Skip to main content
Find a Lawyer
Please enter a legal issue and/or a location
Begin typing to search, use arrow keys to navigate, use enter to select

What is International Law?

International law is a blanket term that covers the legal systems for all areas of law that leave the United States and travel overseas. International business transactions and tourists alike need the services of international legal professionals.

In a global society, legal issues involving international disputes are common. You should learn what international law is and how it affects business relations and politics.

Definition of International Law

International law is the system of treaties and agreements between nations. Nations codify some international laws in written treaties. Nations enforce treaties within their borders. Some laws, called "customary" laws, are not written. An example of "customary" law is the concept of diplomatic immunity.

International law falls into two categories. "Private international law" deals with controversies between private entities with ties to more than one nation. Intellectual property laws, such as the General Data Protection Regulation (GDPR), are private international business laws.

"Public international law" concerns the relationships between nations. Treaties and compacts are public international laws. Governments negotiate treaties affecting international trade, human rights, and environmental protection. Multinational organizations such as the United Nations enforce global treaties. It ensures compliance with laws that affect all nations and that small nations have a say in global policy.

International law relies on common law and the consent of the participating nations. Few international organizations can enforce binding treaties between nations. Some of these organizations include:

  • United Nations, including the International Court of Justice and the Security Council
  • The International Monetary Fund monitors economic development and fosters growth in member nations.
  • International Federation of Red Cross and Red Crescent Societies. They are humanitarian and human rights agencies. They protect the rights of prisoners of war and displaced people worldwide.
  • World Trade Organization is the only agency that oversees international trade rules. The WTO acts as a bridge between governments and multinational corporations.
  • World Health Organization (WHO). Monitors and responds to health crises in six primary regions around the world. Reports on disease outbreaks and flags inadequate responses for humanitarian support.
  • International Criminal Court investigates and tries those charged with crimes against humanity, war crimes, and genocide. The ICC is a "court of last resort" for crimes that can't be tried in the defendant's home country.

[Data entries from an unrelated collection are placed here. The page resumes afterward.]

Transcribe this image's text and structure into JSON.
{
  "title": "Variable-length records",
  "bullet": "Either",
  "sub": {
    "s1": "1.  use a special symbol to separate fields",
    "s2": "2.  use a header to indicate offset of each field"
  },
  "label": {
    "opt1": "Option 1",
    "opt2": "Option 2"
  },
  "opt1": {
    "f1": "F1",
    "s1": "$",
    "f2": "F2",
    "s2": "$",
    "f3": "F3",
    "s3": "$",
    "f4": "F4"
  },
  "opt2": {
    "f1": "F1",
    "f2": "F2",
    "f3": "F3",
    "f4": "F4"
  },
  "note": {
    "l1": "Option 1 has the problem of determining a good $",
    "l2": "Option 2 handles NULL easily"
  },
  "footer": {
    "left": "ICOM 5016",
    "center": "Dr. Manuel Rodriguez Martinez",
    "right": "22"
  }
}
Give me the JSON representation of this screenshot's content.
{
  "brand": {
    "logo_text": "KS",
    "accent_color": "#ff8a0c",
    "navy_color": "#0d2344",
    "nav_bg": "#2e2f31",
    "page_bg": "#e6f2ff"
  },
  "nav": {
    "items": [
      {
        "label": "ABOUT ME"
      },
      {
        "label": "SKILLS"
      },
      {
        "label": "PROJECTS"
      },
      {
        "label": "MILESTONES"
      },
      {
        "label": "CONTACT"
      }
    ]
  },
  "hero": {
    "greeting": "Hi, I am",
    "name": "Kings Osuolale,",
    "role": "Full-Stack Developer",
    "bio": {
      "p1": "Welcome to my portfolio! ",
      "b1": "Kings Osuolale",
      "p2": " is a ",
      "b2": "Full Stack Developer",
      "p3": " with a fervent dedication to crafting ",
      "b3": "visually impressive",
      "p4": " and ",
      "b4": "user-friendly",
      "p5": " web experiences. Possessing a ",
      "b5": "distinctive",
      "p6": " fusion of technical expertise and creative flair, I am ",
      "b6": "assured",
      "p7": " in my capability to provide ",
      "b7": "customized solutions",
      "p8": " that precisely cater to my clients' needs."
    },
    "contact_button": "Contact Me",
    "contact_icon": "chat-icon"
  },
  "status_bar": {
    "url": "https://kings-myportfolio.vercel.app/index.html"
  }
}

These agencies mainly offer their member nations legal assistance, monitoring, and arbitration. They can appeal to the United Nations Security Council for military support when necessary.

Terms to Know

  • Ambassador: A government official who facilitates communication between two nations.
  • International Court of Justice: The judicial branch of the United Nations. It resolves disputes between nations and issues advisory opinions on international law matters.
  • Interpol: An international network of police organizations that works to solve international crime.
  • Security Council: A special committee within the United Nations that addresses threats to international security. It imposes sanctions and authorizes the use of force and peacekeeping missions.

Practice Area Notes

Most people never have to interact with international law. Those who do may be part of a large corporation's legal team. Or they're victims of international human rights abuses seeking asylum in safer countries.

The average person's contact with international law is likely to happen when they are the victim of crime in a foreign country. They need a lawyer with the language skills and knowledge to help them.

Other people who may need international legal services may include:

  • Non-profits trying to provide humanitarian aid to those in disaster-stricken areas
  • People purchasing real estate overseas
  • U.S. business lawyers representing clients making mergers of companies in other nations
  • Students seeking legal advice about a term or internship in Europe or Asia

International law touches everyone's lives in ways you might not expect. Even traveling to Mexico or Canada is international travel.

Related Practice Areas

  • Business and Commercial Law: International law affects manufacturing, safety standards, and trade regulations.
  • Environmental Law: International laws help nations regulate their impact on the global environment.
  • Civil Rights: The U.S. grants its citizens many rights and freedoms that other nations don't. Civil rights law is a critical part of international law.
  • Admiralty and Maritime Law: The nations share ocean access to ease trade. The admiralty law field offers rules for interacting with foreign vessels.

If you need an international lawyer, FindLaw can help.

Was this helpful?

You Don’t Have To Solve This on Your Own – Get a Lawyer’s Help

Meeting with a lawyer can help you understand your options and how to best protect your rights. Visit our attorney directory to find a lawyer near you who can help.

Or contact an attorney near you:

Next Steps

Contact a qualified attorney to make sure your rights and interests get protected.

Begin typing to search, use arrow keys to navigate, use enter to select

Help Me Find a Do-It-Yourself Solution

Find the Right Lawyer for Your Case

You want a lawyer who:

  • Is experienced in your type of case
  • Knows your state’s laws
  • Understands your goals
  • Is on your side

FindLaw makes it easy to find the right attorney for you! Search our attorney lists by location and topic.


 Find your lawyer now.

Copied to clipboard

Find a Lawyer

More Options